*** Working data ***
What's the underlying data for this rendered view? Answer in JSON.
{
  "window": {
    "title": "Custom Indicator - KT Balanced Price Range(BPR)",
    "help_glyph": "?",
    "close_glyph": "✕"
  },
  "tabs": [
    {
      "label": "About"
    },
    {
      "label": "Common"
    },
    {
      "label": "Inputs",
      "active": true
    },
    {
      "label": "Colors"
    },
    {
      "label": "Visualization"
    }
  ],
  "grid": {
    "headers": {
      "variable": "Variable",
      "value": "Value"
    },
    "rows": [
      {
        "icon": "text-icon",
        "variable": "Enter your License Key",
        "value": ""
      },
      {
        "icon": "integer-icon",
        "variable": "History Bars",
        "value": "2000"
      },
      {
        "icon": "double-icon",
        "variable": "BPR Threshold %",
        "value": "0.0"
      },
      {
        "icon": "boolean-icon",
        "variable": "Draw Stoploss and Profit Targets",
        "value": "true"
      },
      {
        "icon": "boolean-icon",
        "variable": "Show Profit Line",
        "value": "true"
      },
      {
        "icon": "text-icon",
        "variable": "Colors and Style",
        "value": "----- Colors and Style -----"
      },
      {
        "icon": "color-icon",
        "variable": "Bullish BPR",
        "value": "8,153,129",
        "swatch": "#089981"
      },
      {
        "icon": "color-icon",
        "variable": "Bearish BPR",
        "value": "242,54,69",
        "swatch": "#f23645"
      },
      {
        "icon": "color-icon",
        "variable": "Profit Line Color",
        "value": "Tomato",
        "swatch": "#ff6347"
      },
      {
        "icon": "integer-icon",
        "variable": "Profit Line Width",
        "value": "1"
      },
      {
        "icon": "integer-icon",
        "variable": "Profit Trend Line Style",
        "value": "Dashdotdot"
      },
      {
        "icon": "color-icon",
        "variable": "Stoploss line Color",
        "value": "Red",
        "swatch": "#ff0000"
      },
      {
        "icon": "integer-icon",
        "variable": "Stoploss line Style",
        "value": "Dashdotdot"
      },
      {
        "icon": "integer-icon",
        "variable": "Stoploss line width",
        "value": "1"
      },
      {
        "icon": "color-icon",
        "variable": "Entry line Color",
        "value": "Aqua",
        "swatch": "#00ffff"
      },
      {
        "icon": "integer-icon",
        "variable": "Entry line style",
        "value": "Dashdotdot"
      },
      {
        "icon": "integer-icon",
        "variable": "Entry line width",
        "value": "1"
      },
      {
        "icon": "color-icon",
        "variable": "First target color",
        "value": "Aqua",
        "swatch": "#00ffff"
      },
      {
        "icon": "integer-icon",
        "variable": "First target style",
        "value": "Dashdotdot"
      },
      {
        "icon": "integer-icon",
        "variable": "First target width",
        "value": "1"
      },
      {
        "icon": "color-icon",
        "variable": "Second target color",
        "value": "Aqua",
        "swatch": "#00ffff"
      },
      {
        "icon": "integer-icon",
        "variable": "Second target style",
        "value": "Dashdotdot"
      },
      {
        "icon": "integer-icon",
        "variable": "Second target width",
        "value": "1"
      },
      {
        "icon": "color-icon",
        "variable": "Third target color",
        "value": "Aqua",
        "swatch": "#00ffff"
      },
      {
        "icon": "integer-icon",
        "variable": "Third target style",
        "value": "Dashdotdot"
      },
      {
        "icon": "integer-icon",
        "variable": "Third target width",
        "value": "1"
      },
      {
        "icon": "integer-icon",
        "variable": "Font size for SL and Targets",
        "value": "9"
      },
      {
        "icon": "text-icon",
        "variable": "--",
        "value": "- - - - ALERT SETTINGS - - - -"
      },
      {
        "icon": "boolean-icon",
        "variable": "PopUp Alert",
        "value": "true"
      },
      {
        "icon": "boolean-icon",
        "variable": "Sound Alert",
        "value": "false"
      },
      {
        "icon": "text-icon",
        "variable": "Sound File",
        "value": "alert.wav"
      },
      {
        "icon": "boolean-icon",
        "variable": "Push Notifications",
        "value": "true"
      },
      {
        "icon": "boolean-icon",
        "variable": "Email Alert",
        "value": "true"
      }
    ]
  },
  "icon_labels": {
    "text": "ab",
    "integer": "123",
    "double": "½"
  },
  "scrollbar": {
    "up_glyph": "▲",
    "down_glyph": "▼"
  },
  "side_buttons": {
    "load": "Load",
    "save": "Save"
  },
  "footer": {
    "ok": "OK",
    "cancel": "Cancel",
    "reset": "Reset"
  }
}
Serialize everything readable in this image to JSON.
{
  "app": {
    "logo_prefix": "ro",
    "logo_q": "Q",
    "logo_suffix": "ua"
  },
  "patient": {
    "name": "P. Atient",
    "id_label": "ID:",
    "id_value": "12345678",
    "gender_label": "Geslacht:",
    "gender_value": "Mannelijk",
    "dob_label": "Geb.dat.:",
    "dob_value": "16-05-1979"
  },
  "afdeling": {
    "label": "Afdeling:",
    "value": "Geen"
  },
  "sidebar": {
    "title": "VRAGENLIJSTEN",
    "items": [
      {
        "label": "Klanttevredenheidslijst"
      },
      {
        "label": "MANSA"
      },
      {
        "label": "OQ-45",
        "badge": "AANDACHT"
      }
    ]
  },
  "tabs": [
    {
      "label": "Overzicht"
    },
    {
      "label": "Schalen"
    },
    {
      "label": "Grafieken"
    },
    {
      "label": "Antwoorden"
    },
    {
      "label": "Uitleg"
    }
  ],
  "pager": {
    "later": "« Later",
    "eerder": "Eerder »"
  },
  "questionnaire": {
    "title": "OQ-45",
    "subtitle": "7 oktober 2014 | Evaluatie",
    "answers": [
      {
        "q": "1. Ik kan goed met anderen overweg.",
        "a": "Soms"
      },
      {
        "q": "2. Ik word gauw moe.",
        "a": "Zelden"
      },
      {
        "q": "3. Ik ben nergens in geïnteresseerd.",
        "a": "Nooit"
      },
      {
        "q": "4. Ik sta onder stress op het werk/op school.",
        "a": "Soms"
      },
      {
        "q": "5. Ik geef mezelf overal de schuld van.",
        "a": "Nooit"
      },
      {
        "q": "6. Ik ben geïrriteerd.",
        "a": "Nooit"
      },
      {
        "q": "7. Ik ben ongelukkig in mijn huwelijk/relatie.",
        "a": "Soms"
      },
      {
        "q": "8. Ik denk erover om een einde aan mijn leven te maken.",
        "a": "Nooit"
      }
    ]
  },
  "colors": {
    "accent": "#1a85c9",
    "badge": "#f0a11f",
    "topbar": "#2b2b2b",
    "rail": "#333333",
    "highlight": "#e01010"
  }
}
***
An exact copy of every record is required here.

What's the underlying data for this rendered view? Answer in JSON.
{
  "window": {
    "title": "Custom Indicator - KT Balanced Price Range(BPR)",
    "help_glyph": "?",
    "close_glyph": "✕"
  },
  "tabs": [
    {
      "label": "About"
    },
    {
      "label": "Common"
    },
    {
      "label": "Inputs",
      "active": true
    },
    {
      "label": "Colors"
    },
    {
      "label": "Visualization"
    }
  ],
  "grid": {
    "headers": {
      "variable": "Variable",
      "value": "Value"
    },
    "rows": [
      {
        "icon": "text-icon",
        "variable": "Enter your License Key",
        "value": ""
      },
      {
        "icon": "integer-icon",
        "variable": "History Bars",
        "value": "2000"
      },
      {
        "icon": "double-icon",
        "variable": "BPR Threshold %",
        "value": "0.0"
      },
      {
        "icon": "boolean-icon",
        "variable": "Draw Stoploss and Profit Targets",
        "value": "true"
      },
      {
        "icon": "boolean-icon",
        "variable": "Show Profit Line",
        "value": "true"
      },
      {
        "icon": "text-icon",
        "variable": "Colors and Style",
        "value": "----- Colors and Style -----"
      },
      {
        "icon": "color-icon",
        "variable": "Bullish BPR",
        "value": "8,153,129",
        "swatch": "#089981"
      },
      {
        "icon": "color-icon",
        "variable": "Bearish BPR",
        "value": "242,54,69",
        "swatch": "#f23645"
      },
      {
        "icon": "color-icon",
        "variable": "Profit Line Color",
        "value": "Tomato",
        "swatch": "#ff6347"
      },
      {
        "icon": "integer-icon",
        "variable": "Profit Line Width",
        "value": "1"
      },
      {
        "icon": "integer-icon",
        "variable": "Profit Trend Line Style",
        "value": "Dashdotdot"
      },
      {
        "icon": "color-icon",
        "variable": "Stoploss line Color",
        "value": "Red",
        "swatch": "#ff0000"
      },
      {
        "icon": "integer-icon",
        "variable": "Stoploss line Style",
        "value": "Dashdotdot"
      },
      {
        "icon": "integer-icon",
        "variable": "Stoploss line width",
        "value": "1"
      },
      {
        "icon": "color-icon",
        "variable": "Entry line Color",
        "value": "Aqua",
        "swatch": "#00ffff"
      },
      {
        "icon": "integer-icon",
        "variable": "Entry line style",
        "value": "Dashdotdot"
      },
      {
        "icon": "integer-icon",
        "variable": "Entry line width",
        "value": "1"
      },
      {
        "icon": "color-icon",
        "variable": "First target color",
        "value": "Aqua",
        "swatch": "#00ffff"
      },
      {
        "icon": "integer-icon",
        "variable": "First target style",
        "value": "Dashdotdot"
      },
      {
        "icon": "integer-icon",
        "variable": "First target width",
        "value": "1"
      },
      {
        "icon": "color-icon",
        "variable": "Second target color",
        "value": "Aqua",
        "swatch": "#00ffff"
      },
      {
        "icon": "integer-icon",
        "variable": "Second target style",
        "value": "Dashdotdot"
      },
      {
        "icon": "integer-icon",
        "variable": "Second target width",
        "value": "1"
      },
      {
        "icon": "color-icon",
        "variable": "Third target color",
        "value": "Aqua",
        "swatch": "#00ffff"
      },
      {
        "icon": "integer-icon",
        "variable": "Third target style",
        "value": "Dashdotdot"
      },
      {
        "icon": "integer-icon",
        "variable": "Third target width",
        "value": "1"
      },
      {
        "icon": "integer-icon",
        "variable": "Font size for SL and Targets",
        "value": "9"
      },
      {
        "icon": "text-icon",
        "variable": "--",
        "value": "- - - - ALERT SETTINGS - - - -"
      },
      {
        "icon": "boolean-icon",
        "variable": "PopUp Alert",
        "value": "true"
      },
      {
        "icon": "boolean-icon",
        "variable": "Sound Alert",
        "value": "false"
      },
      {
        "icon": "text-icon",
        "variable": "Sound File",
        "value": "alert.wav"
      },
      {
        "icon": "boolean-icon",
        "variable": "Push Notifications",
        "value": "true"
      },
      {
        "icon": "boolean-icon",
        "variable": "Email Alert",
        "value": "true"
      }
    ]
  },
  "icon_labels": {
    "text": "ab",
    "integer": "123",
    "double": "½"
  },
  "scrollbar": {
    "up_glyph": "▲",
    "down_glyph": "▼"
  },
  "side_buttons": {
    "load": "Load",
    "save": "Save"
  },
  "footer": {
    "ok": "OK",
    "cancel": "Cancel",
    "reset": "Reset"
  }
}
Serialize everything readable in this image to JSON.
{
  "app": {
    "logo_prefix": "ro",
    "logo_q": "Q",
    "logo_suffix": "ua"
  },
  "patient": {
    "name": "P. Atient",
    "id_label": "ID:",
    "id_value": "12345678",
    "gender_label": "Geslacht:",
    "gender_value": "Mannelijk",
    "dob_label": "Geb.dat.:",
    "dob_value": "16-05-1979"
  },
  "afdeling": {
    "label": "Afdeling:",
    "value": "Geen"
  },
  "sidebar": {
    "title": "VRAGENLIJSTEN",
    "items": [
      {
        "label": "Klanttevredenheidslijst"
      },
      {
        "label": "MANSA"
      },
      {
        "label": "OQ-45",
        "badge": "AANDACHT"
      }
    ]
  },
  "tabs": [
    {
      "label": "Overzicht"
    },
    {
      "label": "Schalen"
    },
    {
      "label": "Grafieken"
    },
    {
      "label": "Antwoorden"
    },
    {
      "label": "Uitleg"
    }
  ],
  "pager": {
    "later": "« Later",
    "eerder": "Eerder »"
  },
  "questionnaire": {
    "title": "OQ-45",
    "subtitle": "7 oktober 2014 | Evaluatie",
    "answers": [
      {
        "q": "1. Ik kan goed met anderen overweg.",
        "a": "Soms"
      },
      {
        "q": "2. Ik word gauw moe.",
        "a": "Zelden"
      },
      {
        "q": "3. Ik ben nergens in geïnteresseerd.",
        "a": "Nooit"
      },
      {
        "q": "4. Ik sta onder stress op het werk/op school.",
        "a": "Soms"
      },
      {
        "q": "5. Ik geef mezelf overal de schuld van.",
        "a": "Nooit"
      },
      {
        "q": "6. Ik ben geïrriteerd.",
        "a": "Nooit"
      },
      {
        "q": "7. Ik ben ongelukkig in mijn huwelijk/relatie.",
        "a": "Soms"
      },
      {
        "q": "8. Ik denk erover om een einde aan mijn leven te maken.",
        "a": "Nooit"
      }
    ]
  },
  "colors": {
    "accent": "#1a85c9",
    "badge": "#f0a11f",
    "topbar": "#2b2b2b",
    "rail": "#333333",
    "highlight": "#e01010"
  }
}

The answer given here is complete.